Analysts over at Gartner suggest that there will be in excess of 25 billion IoT connected devices by 2020 compared to the 10 billion today. While there are numerous estimation figures from different sources, at least one thing is for certain, the IoT platform is here to stay, and Microsoft has created an SDK called the “Lab of Things” (LoT) to create an experimental platform and help spur developer interest.
“The Lab of Things by the very nature of the design of the platform, allows you to innovate quickly, it allows you test out a design, it tests out ideas very quickly in real environments, collect data, and then see if the design is working or not, which is a very big motivation for innovation” - Arjmand Samuel, Senior Research Manager, Microsoft Research

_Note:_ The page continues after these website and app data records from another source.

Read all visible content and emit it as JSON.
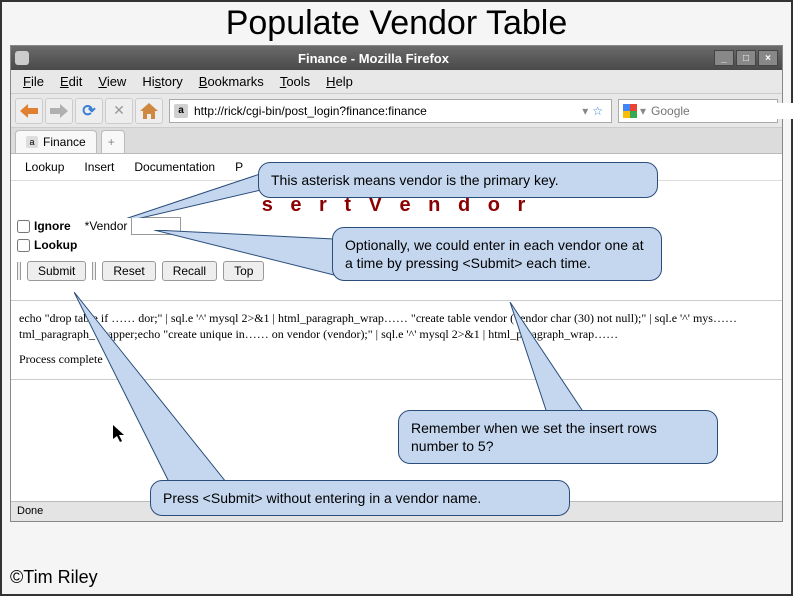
{
  "slide": {
    "title": "Populate Vendor Table",
    "copyright": "©Tim Riley"
  },
  "window": {
    "title": "Finance - Mozilla Firefox",
    "menu": {
      "file": "File",
      "edit": "Edit",
      "view": "View",
      "history": "History",
      "bookmarks": "Bookmarks",
      "tools": "Tools",
      "help": "Help"
    },
    "url": "http://rick/cgi-bin/post_login?finance:finance",
    "search_placeholder": "Google",
    "tab_label": "Finance",
    "status": "Done"
  },
  "app": {
    "menu": {
      "lookup": "Lookup",
      "insert": "Insert",
      "documentation": "Documentation",
      "next_initial": "P"
    },
    "heading_visible": "s e r t   V e n d o r",
    "ignore_label": "Ignore",
    "vendor_label": "*Vendor",
    "lookup_label": "Lookup",
    "buttons": {
      "submit": "Submit",
      "reset": "Reset",
      "recall": "Recall",
      "top": "Top"
    },
    "echo": "echo \"drop table if …… dor;\" | sql.e '^' mysql 2>&1 | html_paragraph_wrap…… \"create table vendor (vendor char (30) not null);\" | sql.e '^' mys…… tml_paragraph_wrapper;echo \"create unique in…… on vendor (vendor);\" | sql.e '^' mysql 2>&1 | html_paragraph_wrap……",
    "complete": "Process complete"
  },
  "callouts": {
    "c1": "This asterisk means vendor is the primary key.",
    "c2": "Optionally, we could enter in each vendor one at a time by pressing <Submit> each time.",
    "c3": "Remember when we set the insert rows number to 5?",
    "c4": "Press <Submit> without entering in a vendor name."
  }
}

The software giant has taken it upon themselves to kick start the LoT with a new healthcare solution where motion sensors are integrated into fabrics and clothing to control household objects like lights and fans. A system like this can be particularly useful to those living with paralysis and have limited use of their arm to be able to reach light switches for example. Capacitive sensors that can detect very subtle movements can be integrated in gloves, headbands, bed sheets, pillow covers and wheelchair pads so that their users can control appliances without much effort.
“Lab of Things brings down the barriers of doing research with connected devices, it brings down the barriers by allowing people to deploy at scale, and deploying in diverse geographies, and that is the power of the Lab of Things”- Samuel
The platform is designed to make it as simple and as easy as possible to design solutions with, and can be utilized for development in any IoT use cases and research projects. This can include its use for device prototyping, healthcare, energy management and homes as it works in conjunction with Microsoft’s home operating system ‘HomeOS’. It’s an open platform that is not limited to Windows-based devices and is also currently being used in teaching environments by the University College London. Check out video above and some more at the source link to see some of the achievements the Lab of Things made possible.